===== Entries shown

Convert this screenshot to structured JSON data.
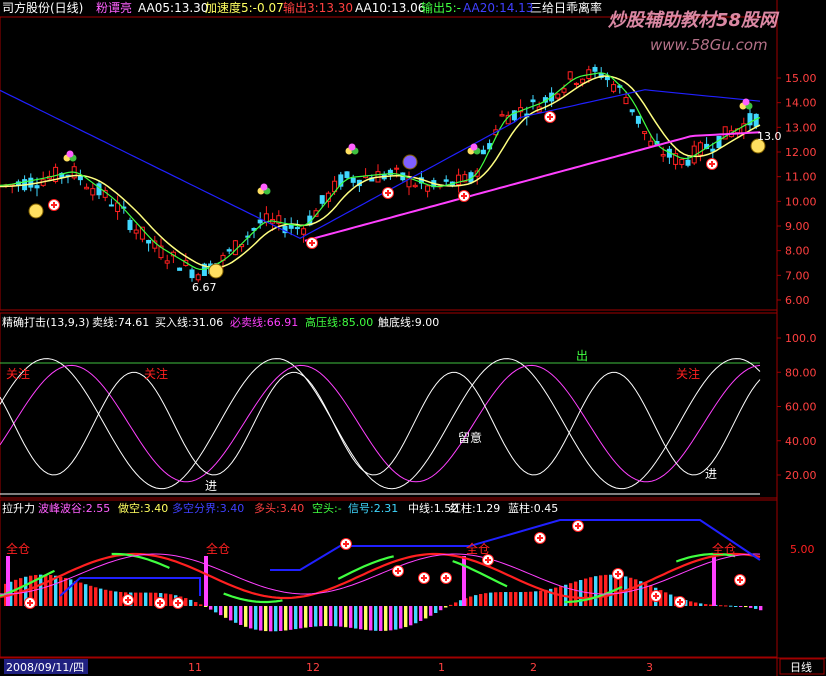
{
  "header": {
    "title": "司方股份(日线)",
    "name": "粉谭亮",
    "ma5": "AA05:13.30",
    "accel": "加速度5:-0.07",
    "out1": "输出3:13.30",
    "ma10": "AA10:13.06",
    "out2": "输出5:-",
    "blue": "AA20:14.13",
    "deviate": "三给日乖离率",
    "watermark": "炒股辅助教材58股网",
    "url": "www.58Gu.com"
  },
  "panel1": {
    "y_ticks": [
      "15.00",
      "14.00",
      "13.00",
      "12.00",
      "11.00",
      "10.00",
      "9.00",
      "8.00",
      "7.00",
      "6.00"
    ],
    "low_label": "6.67",
    "last_label": "13.0"
  },
  "panel2": {
    "title": "精确打击(13,9,3)",
    "sell": "卖线:74.61",
    "buy": "买入线:31.06",
    "must_sell": "必卖线:66.91",
    "high": "高压线:85.00",
    "bottom": "触底线:9.00",
    "y_ticks": [
      "100.0",
      "80.00",
      "60.00",
      "40.00",
      "20.00"
    ],
    "labels": [
      "关注",
      "关注",
      "留意",
      "出",
      "关注",
      "进",
      "进"
    ]
  },
  "panel3": {
    "title": "拉升力",
    "wave": "波峰波谷:2.55",
    "short": "做空:3.40",
    "bull_bear": "多空分界:3.40",
    "long": "多头:3.40",
    "empty": "空头:-",
    "signal": "信号:2.31",
    "mid": "中线:1.52",
    "red": "红柱:1.29",
    "blue": "蓝柱:0.45",
    "y_tick": "5.00",
    "labels": [
      "全仓",
      "全仓",
      "全仓",
      "全仓"
    ]
  },
  "xaxis": {
    "date": "2008/09/11/四",
    "ticks": [
      "11",
      "12",
      "1",
      "2",
      "3"
    ],
    "period": "日线"
  },
  "colors": {
    "up": "#ff2020",
    "down": "#40d8ff",
    "ma_yellow": "#ffff80",
    "ma_magenta": "#ff40ff",
    "ma_blue": "#2020ff",
    "ma_green": "#40ff40",
    "frame": "#a00000"
  }
}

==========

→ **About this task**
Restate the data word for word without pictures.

→ **Task output**
Convert this screenshot to structured JSON data.
{
  "header": {
    "title": "司方股份(日线)",
    "name": "粉谭亮",
    "ma5": "AA05:13.30",
    "accel": "加速度5:-0.07",
    "out1": "输出3:13.30",
    "ma10": "AA10:13.06",
    "out2": "输出5:-",
    "blue": "AA20:14.13",
    "deviate": "三给日乖离率",
    "watermark": "炒股辅助教材58股网",
    "url": "www.58Gu.com"
  },
  "panel1": {
    "y_ticks": [
      "15.00",
      "14.00",
      "13.00",
      "12.00",
      "11.00",
      "10.00",
      "9.00",
      "8.00",
      "7.00",
      "6.00"
    ],
    "low_label": "6.67",
    "last_label": "13.0"
  },
  "panel2": {
    "title": "精确打击(13,9,3)",
    "sell": "卖线:74.61",
    "buy": "买入线:31.06",
    "must_sell": "必卖线:66.91",
    "high": "高压线:85.00",
    "bottom": "触底线:9.00",
    "y_ticks": [
      "100.0",
      "80.00",
      "60.00",
      "40.00",
      "20.00"
    ],
    "labels": [
      "关注",
      "关注",
      "留意",
      "出",
      "关注",
      "进",
      "进"
    ]
  },
  "panel3": {
    "title": "拉升力",
    "wave": "波峰波谷:2.55",
    "short": "做空:3.40",
    "bull_bear": "多空分界:3.40",
    "long": "多头:3.40",
    "empty": "空头:-",
    "signal": "信号:2.31",
    "mid": "中线:1.52",
    "red": "红柱:1.29",
    "blue": "蓝柱:0.45",
    "y_tick": "5.00",
    "labels": [
      "全仓",
      "全仓",
      "全仓",
      "全仓"
    ]
  },
  "xaxis": {
    "date": "2008/09/11/四",
    "ticks": [
      "11",
      "12",
      "1",
      "2",
      "3"
    ],
    "period": "日线"
  },
  "colors": {
    "up": "#ff2020",
    "down": "#40d8ff",
    "ma_yellow": "#ffff80",
    "ma_magenta": "#ff40ff",
    "ma_blue": "#2020ff",
    "ma_green": "#40ff40",
    "frame": "#a00000"
  }
}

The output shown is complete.